Take the 2-minute tour ×
Server Fault is a question and answer site for professional system and network administrators. It's 100% free, no registration required.

I stopped an ibm x series 266 server to clean it out. It has two scsi drives in raid 1, 36 gb. While I had the drives out for cleaning I started the server to get the fans running, to exhaust dust that was being stirred up.

Now when it boots, after it runs through id'ing the scsi devices it fails to boot with 'ntldr is missing'. This is windows 2003.

When it is scanning for scsi devices it seems to find the 36gb scsi array. My idea is that because it booted without the drives once (or tried to) it somehow lost it's idea of booting from the raid array. I have been into both the main bios and the scsi setup and don't see what to do to fix this. There are two scsi channels (I think they are called, I'm not good with scsi) listed, A and B.

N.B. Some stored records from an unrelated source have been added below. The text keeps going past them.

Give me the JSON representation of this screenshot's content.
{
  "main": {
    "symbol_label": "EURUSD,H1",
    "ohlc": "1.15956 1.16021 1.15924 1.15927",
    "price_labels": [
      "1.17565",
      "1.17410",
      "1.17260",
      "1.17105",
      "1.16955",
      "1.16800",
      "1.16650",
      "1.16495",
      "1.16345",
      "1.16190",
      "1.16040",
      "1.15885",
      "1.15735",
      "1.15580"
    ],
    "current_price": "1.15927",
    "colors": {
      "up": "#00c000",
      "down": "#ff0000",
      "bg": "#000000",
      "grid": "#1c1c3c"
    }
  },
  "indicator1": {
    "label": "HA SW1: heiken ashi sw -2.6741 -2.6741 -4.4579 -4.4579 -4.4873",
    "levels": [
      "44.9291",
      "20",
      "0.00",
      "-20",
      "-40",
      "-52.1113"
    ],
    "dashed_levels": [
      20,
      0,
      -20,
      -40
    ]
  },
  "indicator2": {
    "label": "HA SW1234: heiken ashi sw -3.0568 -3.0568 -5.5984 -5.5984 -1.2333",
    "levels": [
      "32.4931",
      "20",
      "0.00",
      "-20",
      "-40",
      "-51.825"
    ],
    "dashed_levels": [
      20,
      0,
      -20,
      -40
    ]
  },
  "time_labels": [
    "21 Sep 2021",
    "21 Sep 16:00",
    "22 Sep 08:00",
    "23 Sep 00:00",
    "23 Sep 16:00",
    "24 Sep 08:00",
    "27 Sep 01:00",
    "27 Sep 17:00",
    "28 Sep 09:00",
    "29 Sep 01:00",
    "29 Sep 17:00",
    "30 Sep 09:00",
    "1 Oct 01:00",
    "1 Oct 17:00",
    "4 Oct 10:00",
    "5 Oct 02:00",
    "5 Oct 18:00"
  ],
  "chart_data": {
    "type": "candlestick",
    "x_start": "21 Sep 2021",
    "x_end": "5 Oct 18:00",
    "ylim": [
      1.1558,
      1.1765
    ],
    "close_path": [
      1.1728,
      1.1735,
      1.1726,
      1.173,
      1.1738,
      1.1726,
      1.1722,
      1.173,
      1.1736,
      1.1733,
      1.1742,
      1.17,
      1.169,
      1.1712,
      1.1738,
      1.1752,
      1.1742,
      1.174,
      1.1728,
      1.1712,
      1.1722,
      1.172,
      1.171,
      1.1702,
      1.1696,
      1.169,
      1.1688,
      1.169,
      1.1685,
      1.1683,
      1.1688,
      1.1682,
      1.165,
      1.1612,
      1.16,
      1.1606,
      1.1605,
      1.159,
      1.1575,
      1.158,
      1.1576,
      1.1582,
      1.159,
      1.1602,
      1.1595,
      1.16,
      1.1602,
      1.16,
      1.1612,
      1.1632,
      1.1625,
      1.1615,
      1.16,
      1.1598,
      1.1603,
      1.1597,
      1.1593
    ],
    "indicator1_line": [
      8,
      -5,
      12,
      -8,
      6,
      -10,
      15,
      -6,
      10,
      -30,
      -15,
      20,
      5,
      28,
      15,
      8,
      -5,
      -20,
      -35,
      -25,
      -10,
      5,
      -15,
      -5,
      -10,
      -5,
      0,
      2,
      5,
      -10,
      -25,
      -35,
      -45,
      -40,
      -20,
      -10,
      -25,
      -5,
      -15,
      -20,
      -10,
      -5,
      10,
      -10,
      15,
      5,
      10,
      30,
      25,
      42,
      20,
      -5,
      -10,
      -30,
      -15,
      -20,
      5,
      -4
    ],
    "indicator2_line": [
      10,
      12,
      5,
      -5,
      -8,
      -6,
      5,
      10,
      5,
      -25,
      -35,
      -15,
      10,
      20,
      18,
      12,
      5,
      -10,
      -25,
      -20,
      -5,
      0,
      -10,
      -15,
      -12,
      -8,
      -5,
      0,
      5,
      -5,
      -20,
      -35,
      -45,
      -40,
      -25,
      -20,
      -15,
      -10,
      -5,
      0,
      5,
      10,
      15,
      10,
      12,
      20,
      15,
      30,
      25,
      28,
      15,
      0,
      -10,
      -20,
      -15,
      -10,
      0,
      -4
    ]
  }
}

AIC-7902 A at slot 00 03:03:00 AIC-7902 B at slot 00 03:03:01

A only hosts the adapter on ID 7. The other channel B shows two 36gb IBM devices, those would be the hard disks, on ID 0 and 1, the adapter on 7. Both A and B have master scsi controller and boot scsi controller set to B.

Or is it finding the boot device? I don't see an OS not found message, or whatever the equivalent is for windows 2003.

Can someone point me to a config setting that would solve this issue?

share|improve this question
    
Now I've booted from a floppy. The c drive is the cd, and there is no other drive other than a:. In the bios too, the system info page shows c as the cd and no hdd. I don't get it - why are these disks not recognized? If the scsi config shows a 36gb device, that almost has to be the hdd? So why can't it be found at boot time? –  meridian Feb 17 '13 at 17:10
    
Also, in the ibm bios in the startup option area, under pci device boot priority, it says Planar scsi. As far as I can tell that ought to be the directive to boot from scsi. –  meridian Feb 17 '13 at 17:29
    
Also, if I pull the two disks out, at the next boot it says configuration changed, and likewise when I put them back in. –  meridian Feb 17 '13 at 17:42

1 Answer 1

So, it's solved.

In the main bios, in startup options, pci device boot priority was set to Planar SCSI. I set it to Slot1, and rebooted. I then set it back to Planar SCSI, and at the next reboot it found the hdd and windows 2003 started normally. Whew!

share|improve this answer

Your Answer

 
discard

By posting your answer, you agree to the privacy policy and terms of service.

Not the answer you're looking for? Browse other questions tagged or ask your own question.